Items from an interface collection:
* * * *

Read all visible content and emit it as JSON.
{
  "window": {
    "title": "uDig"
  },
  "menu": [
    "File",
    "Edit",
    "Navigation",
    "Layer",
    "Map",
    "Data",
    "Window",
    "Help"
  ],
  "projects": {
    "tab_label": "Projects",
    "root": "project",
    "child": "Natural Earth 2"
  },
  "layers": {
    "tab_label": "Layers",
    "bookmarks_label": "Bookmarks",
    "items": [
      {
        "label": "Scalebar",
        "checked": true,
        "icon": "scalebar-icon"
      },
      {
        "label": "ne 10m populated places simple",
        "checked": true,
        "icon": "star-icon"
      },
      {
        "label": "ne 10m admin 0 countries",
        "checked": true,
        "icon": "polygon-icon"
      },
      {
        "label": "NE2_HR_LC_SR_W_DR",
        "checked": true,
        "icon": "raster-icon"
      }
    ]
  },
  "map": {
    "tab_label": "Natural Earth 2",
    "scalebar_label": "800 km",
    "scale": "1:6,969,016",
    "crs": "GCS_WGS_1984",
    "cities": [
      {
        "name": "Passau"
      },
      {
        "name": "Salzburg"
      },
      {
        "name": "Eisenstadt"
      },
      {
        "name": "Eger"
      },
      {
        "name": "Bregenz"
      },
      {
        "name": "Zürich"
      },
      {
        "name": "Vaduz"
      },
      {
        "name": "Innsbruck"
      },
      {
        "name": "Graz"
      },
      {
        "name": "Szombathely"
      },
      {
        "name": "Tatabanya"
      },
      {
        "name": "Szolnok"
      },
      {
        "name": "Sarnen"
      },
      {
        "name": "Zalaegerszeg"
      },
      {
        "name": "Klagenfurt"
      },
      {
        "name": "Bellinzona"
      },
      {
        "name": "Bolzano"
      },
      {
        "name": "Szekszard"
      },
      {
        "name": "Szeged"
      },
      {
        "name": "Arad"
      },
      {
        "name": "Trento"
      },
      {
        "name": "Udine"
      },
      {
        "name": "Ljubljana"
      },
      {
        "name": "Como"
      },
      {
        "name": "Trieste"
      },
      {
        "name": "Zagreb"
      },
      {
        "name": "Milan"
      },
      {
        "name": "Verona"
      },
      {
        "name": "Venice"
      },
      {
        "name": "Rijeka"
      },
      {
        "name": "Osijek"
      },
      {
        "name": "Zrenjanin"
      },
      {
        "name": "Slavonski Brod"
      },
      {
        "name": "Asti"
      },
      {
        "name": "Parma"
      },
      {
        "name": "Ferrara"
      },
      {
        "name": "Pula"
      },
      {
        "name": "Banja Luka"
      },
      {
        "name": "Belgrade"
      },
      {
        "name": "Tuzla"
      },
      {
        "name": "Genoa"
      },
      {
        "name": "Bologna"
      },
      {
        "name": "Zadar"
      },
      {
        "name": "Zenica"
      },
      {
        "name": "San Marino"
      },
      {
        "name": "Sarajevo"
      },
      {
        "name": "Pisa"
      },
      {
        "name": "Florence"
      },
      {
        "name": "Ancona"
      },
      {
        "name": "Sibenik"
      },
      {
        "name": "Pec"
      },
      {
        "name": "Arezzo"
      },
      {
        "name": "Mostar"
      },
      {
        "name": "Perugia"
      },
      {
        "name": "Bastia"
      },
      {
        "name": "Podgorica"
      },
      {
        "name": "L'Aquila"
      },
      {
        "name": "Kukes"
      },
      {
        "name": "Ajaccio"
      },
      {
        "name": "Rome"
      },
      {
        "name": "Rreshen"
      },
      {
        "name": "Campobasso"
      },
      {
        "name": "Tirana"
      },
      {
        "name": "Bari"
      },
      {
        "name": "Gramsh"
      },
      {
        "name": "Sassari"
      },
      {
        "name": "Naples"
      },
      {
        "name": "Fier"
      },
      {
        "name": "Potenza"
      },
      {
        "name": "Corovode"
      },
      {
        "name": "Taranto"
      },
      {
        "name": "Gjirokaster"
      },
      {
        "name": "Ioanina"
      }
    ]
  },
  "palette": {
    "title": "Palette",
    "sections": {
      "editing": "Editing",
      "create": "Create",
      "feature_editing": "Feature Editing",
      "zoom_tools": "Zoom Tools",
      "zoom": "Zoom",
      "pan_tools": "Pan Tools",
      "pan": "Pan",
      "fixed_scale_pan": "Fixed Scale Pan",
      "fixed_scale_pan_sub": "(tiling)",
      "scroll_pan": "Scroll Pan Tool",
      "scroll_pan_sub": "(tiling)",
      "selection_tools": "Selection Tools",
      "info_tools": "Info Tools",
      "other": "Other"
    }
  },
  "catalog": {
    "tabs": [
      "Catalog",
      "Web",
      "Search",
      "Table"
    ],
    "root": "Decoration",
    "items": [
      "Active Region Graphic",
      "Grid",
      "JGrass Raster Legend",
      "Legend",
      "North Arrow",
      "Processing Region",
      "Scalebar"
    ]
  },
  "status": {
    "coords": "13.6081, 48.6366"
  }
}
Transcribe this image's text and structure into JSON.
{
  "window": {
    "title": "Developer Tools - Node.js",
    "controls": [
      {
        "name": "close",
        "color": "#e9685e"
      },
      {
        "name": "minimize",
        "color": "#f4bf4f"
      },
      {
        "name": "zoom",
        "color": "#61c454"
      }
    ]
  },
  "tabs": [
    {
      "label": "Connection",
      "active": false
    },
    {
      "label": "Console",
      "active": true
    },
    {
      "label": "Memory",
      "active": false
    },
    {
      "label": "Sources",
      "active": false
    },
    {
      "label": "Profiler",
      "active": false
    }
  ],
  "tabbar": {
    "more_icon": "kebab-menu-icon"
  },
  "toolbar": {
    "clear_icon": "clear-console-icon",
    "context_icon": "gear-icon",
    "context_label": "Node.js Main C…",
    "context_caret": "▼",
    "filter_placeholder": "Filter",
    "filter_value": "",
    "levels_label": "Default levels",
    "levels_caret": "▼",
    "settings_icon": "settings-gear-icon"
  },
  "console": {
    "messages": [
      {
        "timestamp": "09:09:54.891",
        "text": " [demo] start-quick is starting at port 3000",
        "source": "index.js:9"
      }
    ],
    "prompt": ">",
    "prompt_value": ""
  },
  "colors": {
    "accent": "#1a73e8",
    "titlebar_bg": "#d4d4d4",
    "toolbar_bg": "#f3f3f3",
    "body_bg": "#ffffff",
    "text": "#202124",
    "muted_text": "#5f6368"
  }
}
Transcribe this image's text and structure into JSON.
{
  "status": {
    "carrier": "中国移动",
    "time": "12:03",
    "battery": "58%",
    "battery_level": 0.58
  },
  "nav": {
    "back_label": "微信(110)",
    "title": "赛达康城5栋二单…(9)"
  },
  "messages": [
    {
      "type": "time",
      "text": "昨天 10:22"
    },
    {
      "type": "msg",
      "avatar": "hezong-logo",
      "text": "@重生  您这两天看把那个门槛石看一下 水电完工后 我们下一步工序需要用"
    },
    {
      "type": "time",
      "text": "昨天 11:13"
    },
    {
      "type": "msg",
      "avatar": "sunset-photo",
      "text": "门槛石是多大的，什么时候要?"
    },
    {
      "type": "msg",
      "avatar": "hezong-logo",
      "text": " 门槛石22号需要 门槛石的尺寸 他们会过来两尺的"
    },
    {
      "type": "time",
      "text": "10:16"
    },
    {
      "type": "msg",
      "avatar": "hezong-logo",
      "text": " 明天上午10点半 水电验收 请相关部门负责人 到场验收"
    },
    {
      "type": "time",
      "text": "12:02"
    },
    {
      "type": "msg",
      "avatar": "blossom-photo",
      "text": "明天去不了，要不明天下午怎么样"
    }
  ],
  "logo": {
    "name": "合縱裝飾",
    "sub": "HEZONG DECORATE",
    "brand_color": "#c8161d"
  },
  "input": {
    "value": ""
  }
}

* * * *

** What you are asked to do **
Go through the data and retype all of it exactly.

** Exercise result **
Read all visible content and emit it as JSON.
{
  "window": {
    "title": "uDig"
  },
  "menu": [
    "File",
    "Edit",
    "Navigation",
    "Layer",
    "Map",
    "Data",
    "Window",
    "Help"
  ],
  "projects": {
    "tab_label": "Projects",
    "root": "project",
    "child": "Natural Earth 2"
  },
  "layers": {
    "tab_label": "Layers",
    "bookmarks_label": "Bookmarks",
    "items": [
      {
        "label": "Scalebar",
        "checked": true,
        "icon": "scalebar-icon"
      },
      {
        "label": "ne 10m populated places simple",
        "checked": true,
        "icon": "star-icon"
      },
      {
        "label": "ne 10m admin 0 countries",
        "checked": true,
        "icon": "polygon-icon"
      },
      {
        "label": "NE2_HR_LC_SR_W_DR",
        "checked": true,
        "icon": "raster-icon"
      }
    ]
  },
  "map": {
    "tab_label": "Natural Earth 2",
    "scalebar_label": "800 km",
    "scale": "1:6,969,016",
    "crs": "GCS_WGS_1984",
    "cities": [
      {
        "name": "Passau"
      },
      {
        "name": "Salzburg"
      },
      {
        "name": "Eisenstadt"
      },
      {
        "name": "Eger"
      },
      {
        "name": "Bregenz"
      },
      {
        "name": "Zürich"
      },
      {
        "name": "Vaduz"
      },
      {
        "name": "Innsbruck"
      },
      {
        "name": "Graz"
      },
      {
        "name": "Szombathely"
      },
      {
        "name": "Tatabanya"
      },
      {
        "name": "Szolnok"
      },
      {
        "name": "Sarnen"
      },
      {
        "name": "Zalaegerszeg"
      },
      {
        "name": "Klagenfurt"
      },
      {
        "name": "Bellinzona"
      },
      {
        "name": "Bolzano"
      },
      {
        "name": "Szekszard"
      },
      {
        "name": "Szeged"
      },
      {
        "name": "Arad"
      },
      {
        "name": "Trento"
      },
      {
        "name": "Udine"
      },
      {
        "name": "Ljubljana"
      },
      {
        "name": "Como"
      },
      {
        "name": "Trieste"
      },
      {
        "name": "Zagreb"
      },
      {
        "name": "Milan"
      },
      {
        "name": "Verona"
      },
      {
        "name": "Venice"
      },
      {
        "name": "Rijeka"
      },
      {
        "name": "Osijek"
      },
      {
        "name": "Zrenjanin"
      },
      {
        "name": "Slavonski Brod"
      },
      {
        "name": "Asti"
      },
      {
        "name": "Parma"
      },
      {
        "name": "Ferrara"
      },
      {
        "name": "Pula"
      },
      {
        "name": "Banja Luka"
      },
      {
        "name": "Belgrade"
      },
      {
        "name": "Tuzla"
      },
      {
        "name": "Genoa"
      },
      {
        "name": "Bologna"
      },
      {
        "name": "Zadar"
      },
      {
        "name": "Zenica"
      },
      {
        "name": "San Marino"
      },
      {
        "name": "Sarajevo"
      },
      {
        "name": "Pisa"
      },
      {
        "name": "Florence"
      },
      {
        "name": "Ancona"
      },
      {
        "name": "Sibenik"
      },
      {
        "name": "Pec"
      },
      {
        "name": "Arezzo"
      },
      {
        "name": "Mostar"
      },
      {
        "name": "Perugia"
      },
      {
        "name": "Bastia"
      },
      {
        "name": "Podgorica"
      },
      {
        "name": "L'Aquila"
      },
      {
        "name": "Kukes"
      },
      {
        "name": "Ajaccio"
      },
      {
        "name": "Rome"
      },
      {
        "name": "Rreshen"
      },
      {
        "name": "Campobasso"
      },
      {
        "name": "Tirana"
      },
      {
        "name": "Bari"
      },
      {
        "name": "Gramsh"
      },
      {
        "name": "Sassari"
      },
      {
        "name": "Naples"
      },
      {
        "name": "Fier"
      },
      {
        "name": "Potenza"
      },
      {
        "name": "Corovode"
      },
      {
        "name": "Taranto"
      },
      {
        "name": "Gjirokaster"
      },
      {
        "name": "Ioanina"
      }
    ]
  },
  "palette": {
    "title": "Palette",
    "sections": {
      "editing": "Editing",
      "create": "Create",
      "feature_editing": "Feature Editing",
      "zoom_tools": "Zoom Tools",
      "zoom": "Zoom",
      "pan_tools": "Pan Tools",
      "pan": "Pan",
      "fixed_scale_pan": "Fixed Scale Pan",
      "fixed_scale_pan_sub": "(tiling)",
      "scroll_pan": "Scroll Pan Tool",
      "scroll_pan_sub": "(tiling)",
      "selection_tools": "Selection Tools",
      "info_tools": "Info Tools",
      "other": "Other"
    }
  },
  "catalog": {
    "tabs": [
      "Catalog",
      "Web",
      "Search",
      "Table"
    ],
    "root": "Decoration",
    "items": [
      "Active Region Graphic",
      "Grid",
      "JGrass Raster Legend",
      "Legend",
      "North Arrow",
      "Processing Region",
      "Scalebar"
    ]
  },
  "status": {
    "coords": "13.6081, 48.6366"
  }
}
Transcribe this image's text and structure into JSON.
{
  "window": {
    "title": "Developer Tools - Node.js",
    "controls": [
      {
        "name": "close",
        "color": "#e9685e"
      },
      {
        "name": "minimize",
        "color": "#f4bf4f"
      },
      {
        "name": "zoom",
        "color": "#61c454"
      }
    ]
  },
  "tabs": [
    {
      "label": "Connection",
      "active": false
    },
    {
      "label": "Console",
      "active": true
    },
    {
      "label": "Memory",
      "active": false
    },
    {
      "label": "Sources",
      "active": false
    },
    {
      "label": "Profiler",
      "active": false
    }
  ],
  "tabbar": {
    "more_icon": "kebab-menu-icon"
  },
  "toolbar": {
    "clear_icon": "clear-console-icon",
    "context_icon": "gear-icon",
    "context_label": "Node.js Main C…",
    "context_caret": "▼",
    "filter_placeholder": "Filter",
    "filter_value": "",
    "levels_label": "Default levels",
    "levels_caret": "▼",
    "settings_icon": "settings-gear-icon"
  },
  "console": {
    "messages": [
      {
        "timestamp": "09:09:54.891",
        "text": " [demo] start-quick is starting at port 3000",
        "source": "index.js:9"
      }
    ],
    "prompt": ">",
    "prompt_value": ""
  },
  "colors": {
    "accent": "#1a73e8",
    "titlebar_bg": "#d4d4d4",
    "toolbar_bg": "#f3f3f3",
    "body_bg": "#ffffff",
    "text": "#202124",
    "muted_text": "#5f6368"
  }
}
Transcribe this image's text and structure into JSON.
{
  "status": {
    "carrier": "中国移动",
    "time": "12:03",
    "battery": "58%",
    "battery_level": 0.58
  },
  "nav": {
    "back_label": "微信(110)",
    "title": "赛达康城5栋二单…(9)"
  },
  "messages": [
    {
      "type": "time",
      "text": "昨天 10:22"
    },
    {
      "type": "msg",
      "avatar": "hezong-logo",
      "text": "@重生  您这两天看把那个门槛石看一下 水电完工后 我们下一步工序需要用"
    },
    {
      "type": "time",
      "text": "昨天 11:13"
    },
    {
      "type": "msg",
      "avatar": "sunset-photo",
      "text": "门槛石是多大的，什么时候要?"
    },
    {
      "type": "msg",
      "avatar": "hezong-logo",
      "text": " 门槛石22号需要 门槛石的尺寸 他们会过来两尺的"
    },
    {
      "type": "time",
      "text": "10:16"
    },
    {
      "type": "msg",
      "avatar": "hezong-logo",
      "text": " 明天上午10点半 水电验收 请相关部门负责人 到场验收"
    },
    {
      "type": "time",
      "text": "12:02"
    },
    {
      "type": "msg",
      "avatar": "blossom-photo",
      "text": "明天去不了，要不明天下午怎么样"
    }
  ],
  "logo": {
    "name": "合縱裝飾",
    "sub": "HEZONG DECORATE",
    "brand_color": "#c8161d"
  },
  "input": {
    "value": ""
  }
}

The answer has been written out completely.